Nor, by the way, will that parent win any cause-and-effect argument over the possibility that since all her clothes are packed, she might well be running around stark naked by Friday. Or that it might be necessary for a parental figure to UNpack her suitcase to make sure all items of clothing pass the two essential Does This Item Have More Cloth Than Holes? and Have You Been Packing From The Dirty Hamper?? tests.
I’m beginning to suspect that this kind of behavior is nature’s way of encouraging parents who are perhaps uncertain about sending their child away for a whole week to not only make the decision to give their precious baby a taste of independence, but also to call the camp to see if they can be dropped off a bit early.
Like, say, Thursday.
Jane, of course, is thrilled about Sunny’s impending departure as well, though no one would choose a preteen to power anything except a universal sense of sullen ennui.* She is visibly happy about having the bathroom to herself, presumably so we won’t have another repeat of this morning’s argument:
“Move, pleathe, Janie.”
“Buh ah havtha thpit out mah foofpathe!”
“You’ll have to wait until I’m done!”
“Ah wath ‘ere furtht, ‘anie! Moo-ooom!”
Please not that in that bathroom, the mirror and counter both stretch the length of the room. But in Janie’s estimation, only the part of the mirror in front of the single sink provides the One True Reflection** by which her hair may be accurately parted, for a given value of accuracy. ***
On further thought, perhaps we should have signed both kids up for camp.

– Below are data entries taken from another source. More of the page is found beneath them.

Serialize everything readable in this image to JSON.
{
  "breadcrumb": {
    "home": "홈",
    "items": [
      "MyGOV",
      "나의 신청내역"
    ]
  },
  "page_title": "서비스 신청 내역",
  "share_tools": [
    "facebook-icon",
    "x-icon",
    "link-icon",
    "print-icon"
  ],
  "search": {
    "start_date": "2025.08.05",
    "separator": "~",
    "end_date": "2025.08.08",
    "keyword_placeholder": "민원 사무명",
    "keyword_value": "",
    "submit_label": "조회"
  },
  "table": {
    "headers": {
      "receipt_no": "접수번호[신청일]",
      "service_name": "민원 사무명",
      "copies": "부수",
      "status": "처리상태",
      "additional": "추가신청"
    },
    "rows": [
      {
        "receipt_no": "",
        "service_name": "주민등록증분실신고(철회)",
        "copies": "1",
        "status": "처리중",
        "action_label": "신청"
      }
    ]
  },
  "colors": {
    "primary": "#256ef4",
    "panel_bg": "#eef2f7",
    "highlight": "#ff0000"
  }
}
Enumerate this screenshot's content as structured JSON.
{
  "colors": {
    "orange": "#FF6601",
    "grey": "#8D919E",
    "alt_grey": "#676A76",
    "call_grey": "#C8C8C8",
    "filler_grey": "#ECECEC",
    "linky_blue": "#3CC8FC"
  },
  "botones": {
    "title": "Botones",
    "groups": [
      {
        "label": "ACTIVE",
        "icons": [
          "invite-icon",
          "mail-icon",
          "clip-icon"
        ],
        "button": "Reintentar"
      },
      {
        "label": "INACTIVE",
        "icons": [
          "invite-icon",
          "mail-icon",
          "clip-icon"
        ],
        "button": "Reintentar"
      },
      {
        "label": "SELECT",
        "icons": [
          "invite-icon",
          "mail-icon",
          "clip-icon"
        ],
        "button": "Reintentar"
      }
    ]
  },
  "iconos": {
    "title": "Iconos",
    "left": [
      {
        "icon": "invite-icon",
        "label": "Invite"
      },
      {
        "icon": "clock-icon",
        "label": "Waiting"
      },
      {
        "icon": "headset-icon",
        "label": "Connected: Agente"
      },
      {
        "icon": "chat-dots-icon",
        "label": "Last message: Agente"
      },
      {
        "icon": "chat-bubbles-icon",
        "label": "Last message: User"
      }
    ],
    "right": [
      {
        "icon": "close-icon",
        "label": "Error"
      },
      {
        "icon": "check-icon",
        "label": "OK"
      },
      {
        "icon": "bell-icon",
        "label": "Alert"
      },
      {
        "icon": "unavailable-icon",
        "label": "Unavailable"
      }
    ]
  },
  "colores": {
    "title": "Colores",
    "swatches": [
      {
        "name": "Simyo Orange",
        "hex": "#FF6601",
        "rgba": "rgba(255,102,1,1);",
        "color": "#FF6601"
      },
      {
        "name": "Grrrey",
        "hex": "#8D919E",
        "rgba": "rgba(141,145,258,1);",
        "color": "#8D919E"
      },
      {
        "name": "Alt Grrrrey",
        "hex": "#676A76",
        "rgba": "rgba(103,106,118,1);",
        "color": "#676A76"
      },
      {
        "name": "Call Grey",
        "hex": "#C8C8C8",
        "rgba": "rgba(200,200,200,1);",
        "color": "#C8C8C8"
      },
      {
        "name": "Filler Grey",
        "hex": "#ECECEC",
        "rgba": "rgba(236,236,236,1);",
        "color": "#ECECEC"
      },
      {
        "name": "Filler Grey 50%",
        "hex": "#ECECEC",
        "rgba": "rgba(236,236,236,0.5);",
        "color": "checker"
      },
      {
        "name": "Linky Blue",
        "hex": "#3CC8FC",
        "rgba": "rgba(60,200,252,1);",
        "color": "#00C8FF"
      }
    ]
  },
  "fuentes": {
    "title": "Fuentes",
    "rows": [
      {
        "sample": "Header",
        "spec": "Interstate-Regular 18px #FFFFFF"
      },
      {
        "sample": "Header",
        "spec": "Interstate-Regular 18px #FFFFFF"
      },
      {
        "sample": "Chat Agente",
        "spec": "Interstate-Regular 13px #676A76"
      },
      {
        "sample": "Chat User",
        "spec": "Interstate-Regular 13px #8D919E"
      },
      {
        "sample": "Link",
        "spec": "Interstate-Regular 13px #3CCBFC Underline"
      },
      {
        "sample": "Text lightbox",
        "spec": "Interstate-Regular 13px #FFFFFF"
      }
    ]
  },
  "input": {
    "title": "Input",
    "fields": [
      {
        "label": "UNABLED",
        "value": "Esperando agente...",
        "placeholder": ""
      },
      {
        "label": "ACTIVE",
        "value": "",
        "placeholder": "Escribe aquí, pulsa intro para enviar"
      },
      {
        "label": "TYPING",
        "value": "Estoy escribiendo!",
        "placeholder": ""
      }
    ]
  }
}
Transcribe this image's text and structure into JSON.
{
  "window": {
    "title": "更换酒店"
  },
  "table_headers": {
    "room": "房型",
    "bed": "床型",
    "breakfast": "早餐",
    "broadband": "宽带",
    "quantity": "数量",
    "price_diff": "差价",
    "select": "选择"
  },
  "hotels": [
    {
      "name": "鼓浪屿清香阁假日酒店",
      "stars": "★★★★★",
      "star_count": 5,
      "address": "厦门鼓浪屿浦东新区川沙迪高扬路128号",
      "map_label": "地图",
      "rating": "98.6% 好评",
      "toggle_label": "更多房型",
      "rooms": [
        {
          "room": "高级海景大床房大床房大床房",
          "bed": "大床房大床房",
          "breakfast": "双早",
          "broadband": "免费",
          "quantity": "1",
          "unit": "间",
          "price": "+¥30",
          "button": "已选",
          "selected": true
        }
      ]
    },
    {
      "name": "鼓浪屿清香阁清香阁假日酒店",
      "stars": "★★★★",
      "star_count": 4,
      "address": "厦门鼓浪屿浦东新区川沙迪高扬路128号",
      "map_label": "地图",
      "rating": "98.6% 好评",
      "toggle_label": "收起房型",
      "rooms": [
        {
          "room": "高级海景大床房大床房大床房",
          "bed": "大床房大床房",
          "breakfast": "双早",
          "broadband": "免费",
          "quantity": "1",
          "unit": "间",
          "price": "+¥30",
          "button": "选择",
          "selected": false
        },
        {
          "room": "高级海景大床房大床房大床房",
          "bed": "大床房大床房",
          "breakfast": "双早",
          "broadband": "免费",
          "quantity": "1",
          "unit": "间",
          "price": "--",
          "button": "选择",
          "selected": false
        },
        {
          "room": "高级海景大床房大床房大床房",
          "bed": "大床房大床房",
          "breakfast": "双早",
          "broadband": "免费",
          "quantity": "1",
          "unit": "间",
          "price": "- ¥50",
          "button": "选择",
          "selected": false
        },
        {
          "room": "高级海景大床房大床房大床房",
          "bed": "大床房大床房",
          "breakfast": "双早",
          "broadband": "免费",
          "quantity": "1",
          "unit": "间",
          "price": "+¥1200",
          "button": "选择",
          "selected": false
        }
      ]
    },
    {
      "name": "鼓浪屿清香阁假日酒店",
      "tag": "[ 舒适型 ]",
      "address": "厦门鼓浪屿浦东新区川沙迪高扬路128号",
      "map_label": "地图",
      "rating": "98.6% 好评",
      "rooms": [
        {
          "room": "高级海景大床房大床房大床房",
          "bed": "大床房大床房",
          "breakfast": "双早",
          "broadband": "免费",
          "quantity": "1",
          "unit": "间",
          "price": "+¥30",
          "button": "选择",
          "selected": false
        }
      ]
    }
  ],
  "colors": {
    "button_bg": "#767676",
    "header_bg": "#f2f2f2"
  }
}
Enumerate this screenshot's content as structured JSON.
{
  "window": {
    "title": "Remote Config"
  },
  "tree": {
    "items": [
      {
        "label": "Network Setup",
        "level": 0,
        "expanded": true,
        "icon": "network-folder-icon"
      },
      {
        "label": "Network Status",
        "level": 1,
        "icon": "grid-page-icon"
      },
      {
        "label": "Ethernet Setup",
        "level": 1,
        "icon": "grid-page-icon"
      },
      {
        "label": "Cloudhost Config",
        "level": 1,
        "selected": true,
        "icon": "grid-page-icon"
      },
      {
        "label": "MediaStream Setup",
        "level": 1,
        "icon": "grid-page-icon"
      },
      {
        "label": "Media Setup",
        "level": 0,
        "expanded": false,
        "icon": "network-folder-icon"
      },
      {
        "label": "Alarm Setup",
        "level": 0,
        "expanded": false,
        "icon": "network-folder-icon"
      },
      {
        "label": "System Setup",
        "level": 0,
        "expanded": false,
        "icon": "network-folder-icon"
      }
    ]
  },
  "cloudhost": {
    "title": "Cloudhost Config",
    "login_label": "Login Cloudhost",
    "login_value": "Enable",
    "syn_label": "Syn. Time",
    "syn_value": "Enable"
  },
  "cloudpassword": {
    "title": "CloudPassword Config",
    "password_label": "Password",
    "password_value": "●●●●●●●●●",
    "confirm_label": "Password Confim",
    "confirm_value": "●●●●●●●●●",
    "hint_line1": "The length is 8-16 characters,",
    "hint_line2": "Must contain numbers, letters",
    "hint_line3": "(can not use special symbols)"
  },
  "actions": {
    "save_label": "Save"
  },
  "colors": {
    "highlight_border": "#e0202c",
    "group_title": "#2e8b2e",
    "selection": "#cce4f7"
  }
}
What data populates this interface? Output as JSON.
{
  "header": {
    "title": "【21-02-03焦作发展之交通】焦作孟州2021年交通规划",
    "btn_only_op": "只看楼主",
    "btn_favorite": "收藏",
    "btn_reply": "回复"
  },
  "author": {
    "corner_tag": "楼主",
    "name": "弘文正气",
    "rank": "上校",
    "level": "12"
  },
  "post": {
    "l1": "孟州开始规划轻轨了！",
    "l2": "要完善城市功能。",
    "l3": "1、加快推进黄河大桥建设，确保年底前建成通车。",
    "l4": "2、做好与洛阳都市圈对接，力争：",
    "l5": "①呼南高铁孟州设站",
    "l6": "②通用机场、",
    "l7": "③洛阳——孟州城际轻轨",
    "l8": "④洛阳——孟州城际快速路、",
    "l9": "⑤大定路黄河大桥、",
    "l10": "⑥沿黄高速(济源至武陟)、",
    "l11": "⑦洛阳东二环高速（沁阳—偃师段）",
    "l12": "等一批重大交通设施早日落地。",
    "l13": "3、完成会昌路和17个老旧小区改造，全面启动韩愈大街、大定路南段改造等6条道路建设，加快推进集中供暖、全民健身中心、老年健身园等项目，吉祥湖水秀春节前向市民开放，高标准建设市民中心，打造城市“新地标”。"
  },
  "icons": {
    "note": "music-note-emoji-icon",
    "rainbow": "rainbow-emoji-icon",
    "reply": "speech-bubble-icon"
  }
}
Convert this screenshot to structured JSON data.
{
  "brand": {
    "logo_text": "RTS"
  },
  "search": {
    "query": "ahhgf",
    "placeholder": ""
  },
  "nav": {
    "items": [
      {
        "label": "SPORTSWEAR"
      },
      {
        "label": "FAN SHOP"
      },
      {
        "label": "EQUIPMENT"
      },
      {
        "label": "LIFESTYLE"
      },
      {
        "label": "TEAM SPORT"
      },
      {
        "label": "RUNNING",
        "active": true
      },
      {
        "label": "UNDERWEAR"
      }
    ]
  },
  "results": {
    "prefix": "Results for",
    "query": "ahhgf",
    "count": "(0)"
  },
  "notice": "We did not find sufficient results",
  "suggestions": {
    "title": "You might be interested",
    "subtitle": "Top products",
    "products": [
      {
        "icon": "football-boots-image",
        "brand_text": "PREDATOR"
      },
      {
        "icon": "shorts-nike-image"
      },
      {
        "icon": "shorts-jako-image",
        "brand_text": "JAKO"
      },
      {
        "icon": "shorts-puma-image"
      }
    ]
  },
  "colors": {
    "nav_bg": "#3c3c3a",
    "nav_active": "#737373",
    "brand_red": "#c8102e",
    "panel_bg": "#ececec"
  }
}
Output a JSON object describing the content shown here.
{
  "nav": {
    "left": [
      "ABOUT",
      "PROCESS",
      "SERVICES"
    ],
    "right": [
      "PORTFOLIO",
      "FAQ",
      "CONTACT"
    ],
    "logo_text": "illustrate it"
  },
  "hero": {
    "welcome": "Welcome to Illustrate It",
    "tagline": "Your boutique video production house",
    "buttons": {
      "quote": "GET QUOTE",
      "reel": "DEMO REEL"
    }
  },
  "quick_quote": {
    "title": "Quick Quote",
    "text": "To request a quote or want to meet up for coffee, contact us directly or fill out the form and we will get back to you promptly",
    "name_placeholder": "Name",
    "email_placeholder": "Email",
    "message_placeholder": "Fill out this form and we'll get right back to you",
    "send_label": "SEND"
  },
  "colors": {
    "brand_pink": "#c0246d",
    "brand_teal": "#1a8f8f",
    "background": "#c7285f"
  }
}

It would be nice to see what having a toothpaste-free countertop is like.
*We wouldn’t even need cables—it’s all in the cloud.
** I personally like to stand on the left side, where the vent wafts warm or cold air on my toes, depending on the weather, but it’s been made clear to me that I’m too old to get anything I don’t get.